# TASK OBJECTIVE
Would you give the data below back exactly as it reads?

------------------------

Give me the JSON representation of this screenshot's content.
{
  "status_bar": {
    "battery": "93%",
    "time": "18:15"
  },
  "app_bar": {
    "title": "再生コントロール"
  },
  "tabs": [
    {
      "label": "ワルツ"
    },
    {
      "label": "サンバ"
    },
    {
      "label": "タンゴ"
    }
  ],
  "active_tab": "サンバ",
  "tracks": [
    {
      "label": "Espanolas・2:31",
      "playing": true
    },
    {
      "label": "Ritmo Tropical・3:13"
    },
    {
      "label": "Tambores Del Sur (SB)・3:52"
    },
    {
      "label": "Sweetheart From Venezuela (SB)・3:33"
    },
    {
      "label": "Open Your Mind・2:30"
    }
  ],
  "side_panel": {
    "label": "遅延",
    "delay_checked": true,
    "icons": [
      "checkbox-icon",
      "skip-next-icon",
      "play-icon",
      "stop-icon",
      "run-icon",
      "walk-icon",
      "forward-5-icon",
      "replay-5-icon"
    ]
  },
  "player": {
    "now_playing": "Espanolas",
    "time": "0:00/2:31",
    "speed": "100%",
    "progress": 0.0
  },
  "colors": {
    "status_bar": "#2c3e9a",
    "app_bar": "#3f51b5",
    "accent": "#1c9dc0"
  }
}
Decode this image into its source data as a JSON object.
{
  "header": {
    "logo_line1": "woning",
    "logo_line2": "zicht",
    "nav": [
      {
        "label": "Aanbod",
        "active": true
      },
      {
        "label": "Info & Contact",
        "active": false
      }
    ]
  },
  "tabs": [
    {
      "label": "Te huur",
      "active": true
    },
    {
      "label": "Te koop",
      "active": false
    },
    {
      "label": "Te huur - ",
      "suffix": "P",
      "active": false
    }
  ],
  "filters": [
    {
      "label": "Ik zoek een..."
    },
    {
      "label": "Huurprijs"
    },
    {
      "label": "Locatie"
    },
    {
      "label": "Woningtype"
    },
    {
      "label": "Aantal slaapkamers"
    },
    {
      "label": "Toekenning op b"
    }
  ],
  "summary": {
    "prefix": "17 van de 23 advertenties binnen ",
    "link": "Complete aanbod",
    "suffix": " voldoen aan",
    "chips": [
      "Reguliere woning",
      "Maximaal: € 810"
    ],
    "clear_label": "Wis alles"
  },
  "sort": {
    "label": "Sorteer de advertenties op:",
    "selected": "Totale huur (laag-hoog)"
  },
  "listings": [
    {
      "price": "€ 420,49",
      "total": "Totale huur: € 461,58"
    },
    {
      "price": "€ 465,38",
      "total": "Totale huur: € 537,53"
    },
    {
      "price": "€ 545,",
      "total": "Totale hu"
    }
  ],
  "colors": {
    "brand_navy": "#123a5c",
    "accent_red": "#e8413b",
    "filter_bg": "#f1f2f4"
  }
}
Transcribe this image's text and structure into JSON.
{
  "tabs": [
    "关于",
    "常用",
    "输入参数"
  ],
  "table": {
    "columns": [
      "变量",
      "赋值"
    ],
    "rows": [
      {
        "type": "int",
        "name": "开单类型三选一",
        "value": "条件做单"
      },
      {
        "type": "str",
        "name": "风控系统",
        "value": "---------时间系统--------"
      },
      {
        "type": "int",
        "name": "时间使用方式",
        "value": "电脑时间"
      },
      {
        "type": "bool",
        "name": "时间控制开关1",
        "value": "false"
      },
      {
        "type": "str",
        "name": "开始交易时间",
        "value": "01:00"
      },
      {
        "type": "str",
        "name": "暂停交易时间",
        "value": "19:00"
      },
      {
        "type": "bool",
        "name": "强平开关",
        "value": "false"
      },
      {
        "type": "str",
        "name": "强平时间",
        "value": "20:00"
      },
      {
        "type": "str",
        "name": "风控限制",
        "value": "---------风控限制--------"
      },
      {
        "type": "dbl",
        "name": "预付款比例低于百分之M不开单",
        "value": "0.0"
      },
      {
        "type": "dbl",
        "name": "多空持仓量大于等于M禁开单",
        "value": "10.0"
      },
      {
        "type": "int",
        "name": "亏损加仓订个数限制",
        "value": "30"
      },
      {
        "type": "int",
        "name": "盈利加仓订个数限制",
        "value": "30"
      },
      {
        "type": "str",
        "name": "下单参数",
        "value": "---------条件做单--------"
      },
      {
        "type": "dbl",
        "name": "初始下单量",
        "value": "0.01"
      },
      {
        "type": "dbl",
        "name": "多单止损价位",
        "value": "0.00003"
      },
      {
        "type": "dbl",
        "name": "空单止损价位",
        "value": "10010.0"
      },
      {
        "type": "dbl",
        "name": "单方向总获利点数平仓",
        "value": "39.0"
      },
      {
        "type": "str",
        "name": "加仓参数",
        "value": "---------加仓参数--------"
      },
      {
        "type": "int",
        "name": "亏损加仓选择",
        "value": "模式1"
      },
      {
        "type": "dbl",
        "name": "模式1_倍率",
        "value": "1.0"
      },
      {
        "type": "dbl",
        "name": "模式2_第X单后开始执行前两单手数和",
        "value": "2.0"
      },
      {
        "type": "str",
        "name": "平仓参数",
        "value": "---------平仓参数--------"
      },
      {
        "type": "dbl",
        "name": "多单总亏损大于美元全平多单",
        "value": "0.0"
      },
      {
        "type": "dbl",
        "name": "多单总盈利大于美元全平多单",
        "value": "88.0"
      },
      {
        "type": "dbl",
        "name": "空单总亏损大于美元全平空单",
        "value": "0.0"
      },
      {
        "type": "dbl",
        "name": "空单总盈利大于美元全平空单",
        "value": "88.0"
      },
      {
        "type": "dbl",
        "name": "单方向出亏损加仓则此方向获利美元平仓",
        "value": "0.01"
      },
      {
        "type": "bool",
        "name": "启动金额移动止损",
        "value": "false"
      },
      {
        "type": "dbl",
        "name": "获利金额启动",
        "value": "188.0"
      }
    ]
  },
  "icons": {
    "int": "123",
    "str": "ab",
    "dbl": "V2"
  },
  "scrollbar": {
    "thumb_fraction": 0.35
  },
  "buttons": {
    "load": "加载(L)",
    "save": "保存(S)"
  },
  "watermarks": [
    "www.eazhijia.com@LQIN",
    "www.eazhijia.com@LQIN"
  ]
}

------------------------

# SOLUTION TO THIS PROBLEM
Give me the JSON representation of this screenshot's content.
{
  "status_bar": {
    "battery": "93%",
    "time": "18:15"
  },
  "app_bar": {
    "title": "再生コントロール"
  },
  "tabs": [
    {
      "label": "ワルツ"
    },
    {
      "label": "サンバ"
    },
    {
      "label": "タンゴ"
    }
  ],
  "active_tab": "サンバ",
  "tracks": [
    {
      "label": "Espanolas・2:31",
      "playing": true
    },
    {
      "label": "Ritmo Tropical・3:13"
    },
    {
      "label": "Tambores Del Sur (SB)・3:52"
    },
    {
      "label": "Sweetheart From Venezuela (SB)・3:33"
    },
    {
      "label": "Open Your Mind・2:30"
    }
  ],
  "side_panel": {
    "label": "遅延",
    "delay_checked": true,
    "icons": [
      "checkbox-icon",
      "skip-next-icon",
      "play-icon",
      "stop-icon",
      "run-icon",
      "walk-icon",
      "forward-5-icon",
      "replay-5-icon"
    ]
  },
  "player": {
    "now_playing": "Espanolas",
    "time": "0:00/2:31",
    "speed": "100%",
    "progress": 0.0
  },
  "colors": {
    "status_bar": "#2c3e9a",
    "app_bar": "#3f51b5",
    "accent": "#1c9dc0"
  }
}
Decode this image into its source data as a JSON object.
{
  "header": {
    "logo_line1": "woning",
    "logo_line2": "zicht",
    "nav": [
      {
        "label": "Aanbod",
        "active": true
      },
      {
        "label": "Info & Contact",
        "active": false
      }
    ]
  },
  "tabs": [
    {
      "label": "Te huur",
      "active": true
    },
    {
      "label": "Te koop",
      "active": false
    },
    {
      "label": "Te huur - ",
      "suffix": "P",
      "active": false
    }
  ],
  "filters": [
    {
      "label": "Ik zoek een..."
    },
    {
      "label": "Huurprijs"
    },
    {
      "label": "Locatie"
    },
    {
      "label": "Woningtype"
    },
    {
      "label": "Aantal slaapkamers"
    },
    {
      "label": "Toekenning op b"
    }
  ],
  "summary": {
    "prefix": "17 van de 23 advertenties binnen ",
    "link": "Complete aanbod",
    "suffix": " voldoen aan",
    "chips": [
      "Reguliere woning",
      "Maximaal: € 810"
    ],
    "clear_label": "Wis alles"
  },
  "sort": {
    "label": "Sorteer de advertenties op:",
    "selected": "Totale huur (laag-hoog)"
  },
  "listings": [
    {
      "price": "€ 420,49",
      "total": "Totale huur: € 461,58"
    },
    {
      "price": "€ 465,38",
      "total": "Totale huur: € 537,53"
    },
    {
      "price": "€ 545,",
      "total": "Totale hu"
    }
  ],
  "colors": {
    "brand_navy": "#123a5c",
    "accent_red": "#e8413b",
    "filter_bg": "#f1f2f4"
  }
}
Transcribe this image's text and structure into JSON.
{
  "tabs": [
    "关于",
    "常用",
    "输入参数"
  ],
  "table": {
    "columns": [
      "变量",
      "赋值"
    ],
    "rows": [
      {
        "type": "int",
        "name": "开单类型三选一",
        "value": "条件做单"
      },
      {
        "type": "str",
        "name": "风控系统",
        "value": "---------时间系统--------"
      },
      {
        "type": "int",
        "name": "时间使用方式",
        "value": "电脑时间"
      },
      {
        "type": "bool",
        "name": "时间控制开关1",
        "value": "false"
      },
      {
        "type": "str",
        "name": "开始交易时间",
        "value": "01:00"
      },
      {
        "type": "str",
        "name": "暂停交易时间",
        "value": "19:00"
      },
      {
        "type": "bool",
        "name": "强平开关",
        "value": "false"
      },
      {
        "type": "str",
        "name": "强平时间",
        "value": "20:00"
      },
      {
        "type": "str",
        "name": "风控限制",
        "value": "---------风控限制--------"
      },
      {
        "type": "dbl",
        "name": "预付款比例低于百分之M不开单",
        "value": "0.0"
      },
      {
        "type": "dbl",
        "name": "多空持仓量大于等于M禁开单",
        "value": "10.0"
      },
      {
        "type": "int",
        "name": "亏损加仓订个数限制",
        "value": "30"
      },
      {
        "type": "int",
        "name": "盈利加仓订个数限制",
        "value": "30"
      },
      {
        "type": "str",
        "name": "下单参数",
        "value": "---------条件做单--------"
      },
      {
        "type": "dbl",
        "name": "初始下单量",
        "value": "0.01"
      },
      {
        "type": "dbl",
        "name": "多单止损价位",
        "value": "0.00003"
      },
      {
        "type": "dbl",
        "name": "空单止损价位",
        "value": "10010.0"
      },
      {
        "type": "dbl",
        "name": "单方向总获利点数平仓",
        "value": "39.0"
      },
      {
        "type": "str",
        "name": "加仓参数",
        "value": "---------加仓参数--------"
      },
      {
        "type": "int",
        "name": "亏损加仓选择",
        "value": "模式1"
      },
      {
        "type": "dbl",
        "name": "模式1_倍率",
        "value": "1.0"
      },
      {
        "type": "dbl",
        "name": "模式2_第X单后开始执行前两单手数和",
        "value": "2.0"
      },
      {
        "type": "str",
        "name": "平仓参数",
        "value": "---------平仓参数--------"
      },
      {
        "type": "dbl",
        "name": "多单总亏损大于美元全平多单",
        "value": "0.0"
      },
      {
        "type": "dbl",
        "name": "多单总盈利大于美元全平多单",
        "value": "88.0"
      },
      {
        "type": "dbl",
        "name": "空单总亏损大于美元全平空单",
        "value": "0.0"
      },
      {
        "type": "dbl",
        "name": "空单总盈利大于美元全平空单",
        "value": "88.0"
      },
      {
        "type": "dbl",
        "name": "单方向出亏损加仓则此方向获利美元平仓",
        "value": "0.01"
      },
      {
        "type": "bool",
        "name": "启动金额移动止损",
        "value": "false"
      },
      {
        "type": "dbl",
        "name": "获利金额启动",
        "value": "188.0"
      }
    ]
  },
  "icons": {
    "int": "123",
    "str": "ab",
    "dbl": "V2"
  },
  "scrollbar": {
    "thumb_fraction": 0.35
  },
  "buttons": {
    "load": "加载(L)",
    "save": "保存(S)"
  },
  "watermarks": [
    "www.eazhijia.com@LQIN",
    "www.eazhijia.com@LQIN"
  ]
}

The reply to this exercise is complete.